Brown may play the populist, but he understands enough economics to know that those imports are paid for with dollars from the Treasury.
The problem is that his proposal would be illegal under the General Agreement on Tariffs and Trade, which regulates international trade, and the World Trade Organization’s Agreement on Trade Related Investment Measures, according to international trade attorney Scott Lincicome.
The fact-checkers don’t hold Brown’s support for illegal, discriminatory subsidies against him. Rather, it’s their basis for calling reality false. Billions of American dollars may be flowing overseas thanks to a law Brown voted for, but the important thing here is that Brown has an opinion about it. Let’s all gather round and listen. He thinks it’s a shame! Somebody write a press release!
That’s actually the second time PolitiFact Ohio has used that exact train of illogic to launch an attack on Mandel.
In May — in the exact same ad we just reviewed — Mandel said Brown “gave bonuses to executives.” Now, that’s wrong. Brown didn’t pull out a few hundred million from his pocket and give it to AIG executives. He didn’t sit in on their annual performance reviews, either. What he did was vote to give them our money, which they then put in their own pockets.
But, PolitiFact hollers, he totally didn’t want to give the executives bonuses. He even voted to illegally ban the bonuses, so he shouldn’t be held responsible for them. The measure to ban bonuses was dropped from the final version of the TARP bailout, because the Constitution forbids “impairing the Obligation of Contracts.”
The $700 billion TARP bailout was approved with Brown’s support, and taxpayers are still owed more than $100 billion that may never be repaid. That includes some $25 billion the government now expects to lose on the General Motors bailout alone.
It’s becoming a rule with PolitiFact Ohio: Brown’s not responsible for any of the unintended consequences of his votes, so long as he speaks out against them, and anyone who holds him to account is a pants-on-fire liar. Conclusive facts are something to be brushed aside.
Consider this corollary of PolitiFact’s argument: Out of the trillions of dollars the government spends in a globalized economy, no more than a few hundred million go anywhere outside the boundaries of the states and territories. It’s ludicrous, but that’s the sort of water Feran is carrying for Brown.
Feran acknowledged reading several articles that listed billions going overseas. By refusing to acknowledge their plain meaning in order to further an obvious vendetta, he’s gone from bad opinion writing to the sort of knowing falsehood and reckless disregard for the truth that constitute actual malice, the standard in libel cases.
The other four “Pants on Fire” rulings he and his colleagues have concocted to slander Mandel aren’t quite as bad. They range from wrong to stupid. We’ve already refuted one. We’ll be back for the rest.
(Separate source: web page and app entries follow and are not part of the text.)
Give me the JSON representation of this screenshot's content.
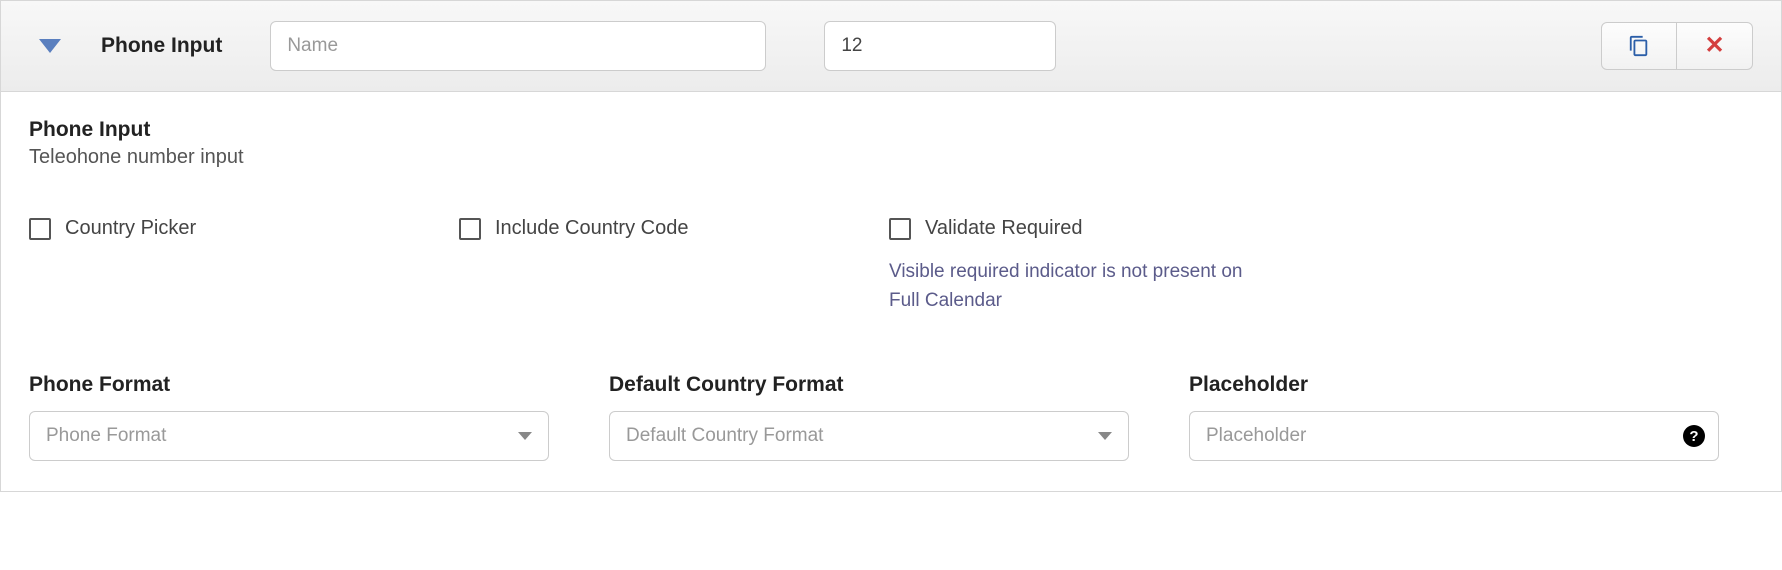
{
  "header": {
    "title": "Phone Input",
    "name_placeholder": "Name",
    "name_value": "",
    "order_value": "12"
  },
  "section": {
    "title": "Phone Input",
    "subtitle": "Teleohone number input"
  },
  "checkboxes": {
    "country_picker": "Country Picker",
    "include_country_code": "Include Country Code",
    "validate_required": "Validate Required",
    "validate_help": "Visible required indicator is not present on Full Calendar"
  },
  "fields": {
    "phone_format": {
      "label": "Phone Format",
      "placeholder": "Phone Format"
    },
    "default_country": {
      "label": "Default Country Format",
      "placeholder": "Default Country Format"
    },
    "placeholder": {
      "label": "Placeholder",
      "placeholder": "Placeholder"
    }
  },
  "icons": {
    "copy": "copy-icon",
    "delete": "close-icon",
    "help": "?"
  }
}
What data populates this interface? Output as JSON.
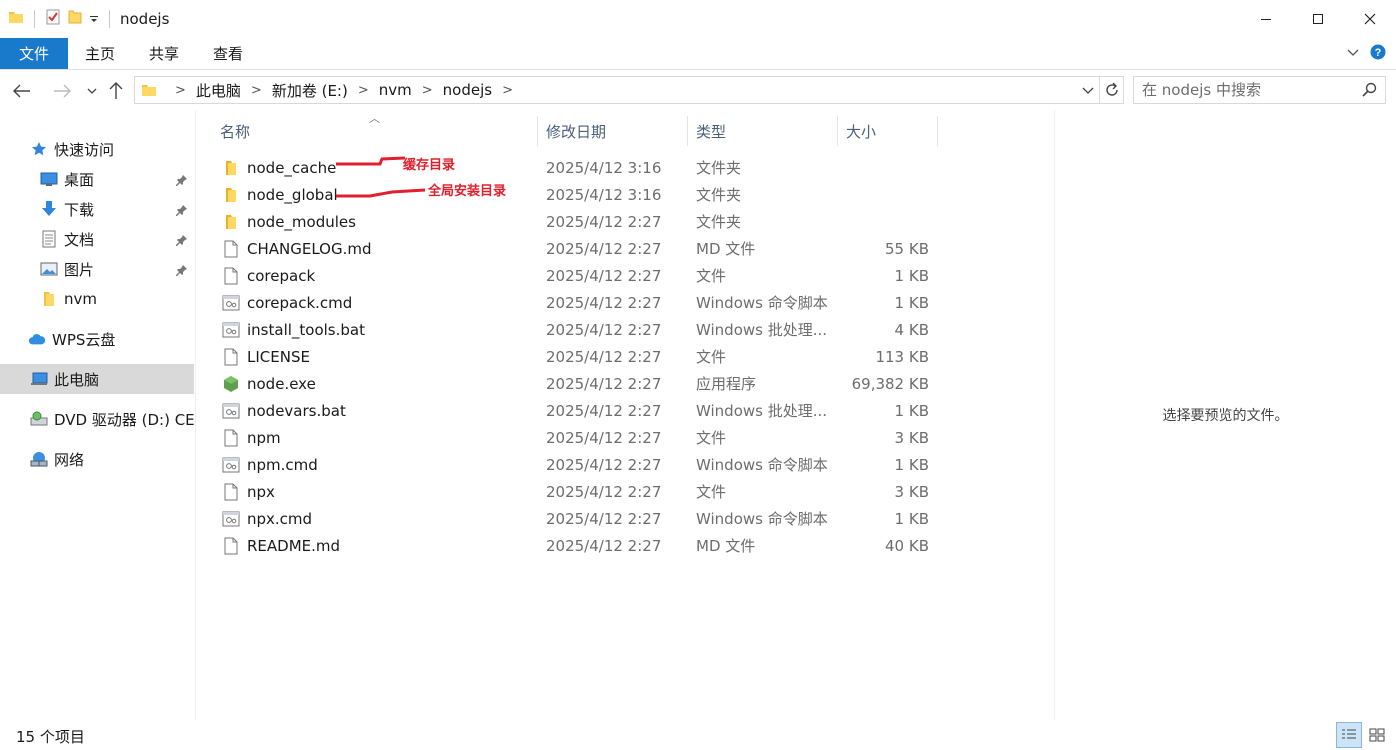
{
  "window": {
    "title": "nodejs"
  },
  "ribbon": {
    "tabs": [
      "文件",
      "主页",
      "共享",
      "查看"
    ]
  },
  "address": {
    "crumbs": [
      "此电脑",
      "新加卷 (E:)",
      "nvm",
      "nodejs"
    ],
    "search_placeholder": "在 nodejs 中搜索"
  },
  "sidebar": {
    "items": [
      {
        "label": "快速访问",
        "icon": "star-icon"
      },
      {
        "label": "桌面",
        "icon": "desktop-icon",
        "pinned": true
      },
      {
        "label": "下载",
        "icon": "download-icon",
        "pinned": true
      },
      {
        "label": "文档",
        "icon": "document-icon",
        "pinned": true
      },
      {
        "label": "图片",
        "icon": "pictures-icon",
        "pinned": true
      },
      {
        "label": "nvm",
        "icon": "folder-icon"
      },
      {
        "label": "WPS云盘",
        "icon": "cloud-icon"
      },
      {
        "label": "此电脑",
        "icon": "computer-icon",
        "selected": true
      },
      {
        "label": "DVD 驱动器 (D:) CES",
        "icon": "dvd-drive-icon"
      },
      {
        "label": "网络",
        "icon": "network-icon"
      }
    ]
  },
  "columns": {
    "name": "名称",
    "date": "修改日期",
    "type": "类型",
    "size": "大小"
  },
  "files": [
    {
      "name": "node_cache",
      "date": "2025/4/12 3:16",
      "type": "文件夹",
      "size": "",
      "icon": "folder-icon"
    },
    {
      "name": "node_global",
      "date": "2025/4/12 3:16",
      "type": "文件夹",
      "size": "",
      "icon": "folder-icon"
    },
    {
      "name": "node_modules",
      "date": "2025/4/12 2:27",
      "type": "文件夹",
      "size": "",
      "icon": "folder-icon"
    },
    {
      "name": "CHANGELOG.md",
      "date": "2025/4/12 2:27",
      "type": "MD 文件",
      "size": "55 KB",
      "icon": "file-icon"
    },
    {
      "name": "corepack",
      "date": "2025/4/12 2:27",
      "type": "文件",
      "size": "1 KB",
      "icon": "file-icon"
    },
    {
      "name": "corepack.cmd",
      "date": "2025/4/12 2:27",
      "type": "Windows 命令脚本",
      "size": "1 KB",
      "icon": "script-icon"
    },
    {
      "name": "install_tools.bat",
      "date": "2025/4/12 2:27",
      "type": "Windows 批处理...",
      "size": "4 KB",
      "icon": "script-icon"
    },
    {
      "name": "LICENSE",
      "date": "2025/4/12 2:27",
      "type": "文件",
      "size": "113 KB",
      "icon": "file-icon"
    },
    {
      "name": "node.exe",
      "date": "2025/4/12 2:27",
      "type": "应用程序",
      "size": "69,382 KB",
      "icon": "node-exe-icon"
    },
    {
      "name": "nodevars.bat",
      "date": "2025/4/12 2:27",
      "type": "Windows 批处理...",
      "size": "1 KB",
      "icon": "script-icon"
    },
    {
      "name": "npm",
      "date": "2025/4/12 2:27",
      "type": "文件",
      "size": "3 KB",
      "icon": "file-icon"
    },
    {
      "name": "npm.cmd",
      "date": "2025/4/12 2:27",
      "type": "Windows 命令脚本",
      "size": "1 KB",
      "icon": "script-icon"
    },
    {
      "name": "npx",
      "date": "2025/4/12 2:27",
      "type": "文件",
      "size": "3 KB",
      "icon": "file-icon"
    },
    {
      "name": "npx.cmd",
      "date": "2025/4/12 2:27",
      "type": "Windows 命令脚本",
      "size": "1 KB",
      "icon": "script-icon"
    },
    {
      "name": "README.md",
      "date": "2025/4/12 2:27",
      "type": "MD 文件",
      "size": "40 KB",
      "icon": "file-icon"
    }
  ],
  "preview": {
    "empty_text": "选择要预览的文件。"
  },
  "status": {
    "item_count": "15 个项目"
  },
  "annotations": {
    "cache_label": "缓存目录",
    "global_label": "全局安装目录",
    "color": "#e0202c"
  },
  "colors": {
    "accent": "#1979ca",
    "selected_bg": "#d9d9d9",
    "header_text": "#4c607a"
  }
}
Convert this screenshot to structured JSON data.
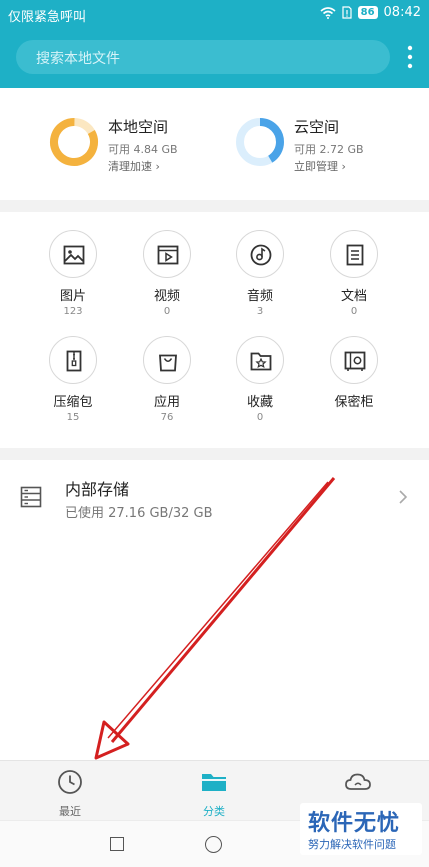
{
  "status_bar": {
    "carrier": "仅限紧急呼叫",
    "battery": "86",
    "time": "08:42"
  },
  "header": {
    "search_placeholder": "搜索本地文件",
    "accent": "#1eb0c6"
  },
  "storage": {
    "local": {
      "title": "本地空间",
      "available": "可用 4.84 GB",
      "action": "清理加速",
      "ring_color": "#f4b23e"
    },
    "cloud": {
      "title": "云空间",
      "available": "可用 2.72 GB",
      "action": "立即管理",
      "ring_color": "#4aa3e8"
    }
  },
  "categories": [
    {
      "label": "图片",
      "count": "123",
      "icon": "image-icon"
    },
    {
      "label": "视频",
      "count": "0",
      "icon": "video-icon"
    },
    {
      "label": "音频",
      "count": "3",
      "icon": "audio-icon"
    },
    {
      "label": "文档",
      "count": "0",
      "icon": "document-icon"
    },
    {
      "label": "压缩包",
      "count": "15",
      "icon": "archive-icon"
    },
    {
      "label": "应用",
      "count": "76",
      "icon": "app-bag-icon"
    },
    {
      "label": "收藏",
      "count": "0",
      "icon": "favorite-folder-icon"
    },
    {
      "label": "保密柜",
      "count": "",
      "icon": "safe-icon"
    }
  ],
  "internal_storage": {
    "name": "内部存储",
    "usage": "已使用 27.16 GB/32 GB"
  },
  "tabs": {
    "recent": "最近",
    "category": "分类",
    "active": "category"
  },
  "watermark": {
    "main": "软件无忧",
    "sub": "努力解决软件问题"
  }
}
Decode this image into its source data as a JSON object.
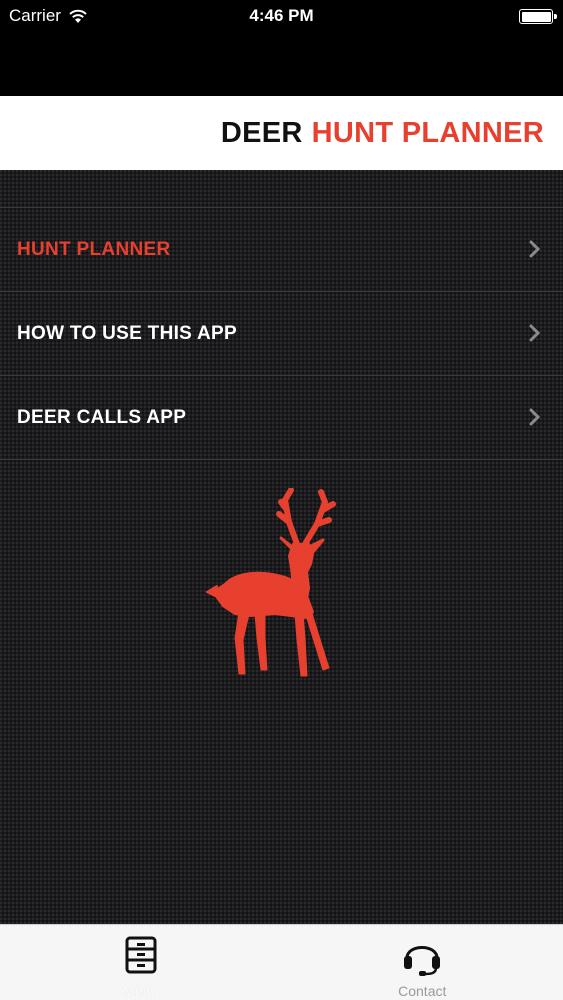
{
  "status_bar": {
    "carrier": "Carrier",
    "time": "4:46 PM",
    "battery_level": 1.0
  },
  "header": {
    "title_dark": "DEER",
    "title_red": "HUNT PLANNER"
  },
  "menu": {
    "items": [
      {
        "label": "HUNT PLANNER",
        "active": true,
        "icon": "chevron-right-icon"
      },
      {
        "label": "HOW TO USE THIS APP",
        "active": false,
        "icon": "chevron-right-icon"
      },
      {
        "label": "DEER CALLS APP",
        "active": false,
        "icon": "chevron-right-icon"
      }
    ]
  },
  "logo": {
    "icon": "deer-silhouette-icon",
    "color": "#e8402f"
  },
  "tab_bar": {
    "tabs": [
      {
        "label": "Menu",
        "icon": "file-cabinet-icon",
        "active": true
      },
      {
        "label": "Contact",
        "icon": "headset-icon",
        "active": false
      }
    ]
  },
  "colors": {
    "accent": "#e8402f",
    "background": "#1b1b1d",
    "header_bg": "#ffffff",
    "tab_bar_bg": "#f6f6f7"
  }
}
- OH: PolitiFact or Fiction No. 1: Does anyone at Cleveland Plain Dealer understand finance?
- OH: PolitiFact or Fiction No. 2: How Democrat Sherrod Brown would manage Major League Baseball
- OH: PolitiFactChecking PolitiFact No. 3: Rep. Sherrod Brown’s problem with numbers
- PolitiFact or Fiction No. 4: Grade inflation in Ohio’s U.S. Senate race
- PolitiFact or Fiction No. 5: Is the trade deficit $2 billion a day?
- PolitiFact or Fiction No. 6: PolitiFact struggles to count to two
- OH: PolitiFact or Fiction No. 7 — A double-standard for half-truths
- OH: PolitiFact slams GOP spokeswoman for ‘literally true’ statement
- OH: PolitiFact or Fiction No. 9: Obamacare is biggest tax hike in U.S. history
- OH: PolitiFact does hatchet job on its own credibility
- CASSIDY: PolitiFact lets Biden get away with distortion
- OH: PolitiFact claim in Brown ad refuted by PolitiFact
- FL: PolitFact or Fiction: Double standard on the Mack Penny Plan
- OH: Top 4 PolitiFact Fails of the year
- PolitiFact Fail No. 3: ‘There is no war on coal’
- PolitiFact Fail No. 2: OH senate candidate’s pants? Never on fire
- PolitiFact’s ‘Lie of the Year’ is the lie of the year